(Collected data entries)
▶

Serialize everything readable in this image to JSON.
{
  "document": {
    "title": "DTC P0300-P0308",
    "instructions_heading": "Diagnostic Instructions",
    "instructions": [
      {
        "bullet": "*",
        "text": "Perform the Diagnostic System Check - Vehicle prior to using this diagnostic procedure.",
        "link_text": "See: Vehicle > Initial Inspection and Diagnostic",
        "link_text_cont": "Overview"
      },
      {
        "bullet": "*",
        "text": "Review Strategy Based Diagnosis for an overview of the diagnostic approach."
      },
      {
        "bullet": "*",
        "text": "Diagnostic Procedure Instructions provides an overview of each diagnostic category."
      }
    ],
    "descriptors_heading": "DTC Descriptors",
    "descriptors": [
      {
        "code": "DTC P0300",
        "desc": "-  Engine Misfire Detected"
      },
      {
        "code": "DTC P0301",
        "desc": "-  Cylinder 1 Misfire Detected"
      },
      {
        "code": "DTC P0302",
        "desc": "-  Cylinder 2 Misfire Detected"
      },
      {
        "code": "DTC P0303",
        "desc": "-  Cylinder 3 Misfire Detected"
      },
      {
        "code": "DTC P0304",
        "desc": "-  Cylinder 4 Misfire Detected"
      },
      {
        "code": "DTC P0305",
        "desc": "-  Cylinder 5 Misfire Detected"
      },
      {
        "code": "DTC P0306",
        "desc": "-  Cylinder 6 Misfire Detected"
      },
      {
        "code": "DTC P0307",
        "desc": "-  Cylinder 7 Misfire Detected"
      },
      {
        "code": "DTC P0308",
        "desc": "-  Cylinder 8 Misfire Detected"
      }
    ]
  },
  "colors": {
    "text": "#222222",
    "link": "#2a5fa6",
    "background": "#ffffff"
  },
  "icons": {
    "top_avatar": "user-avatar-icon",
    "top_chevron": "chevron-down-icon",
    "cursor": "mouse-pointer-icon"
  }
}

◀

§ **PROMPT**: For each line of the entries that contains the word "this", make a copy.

§ **ANSWER BOX**:
Serialize everything readable in this image to JSON.
        "text": "Perform the Diagnostic System Check - Vehicle prior to using this diagnostic procedure.",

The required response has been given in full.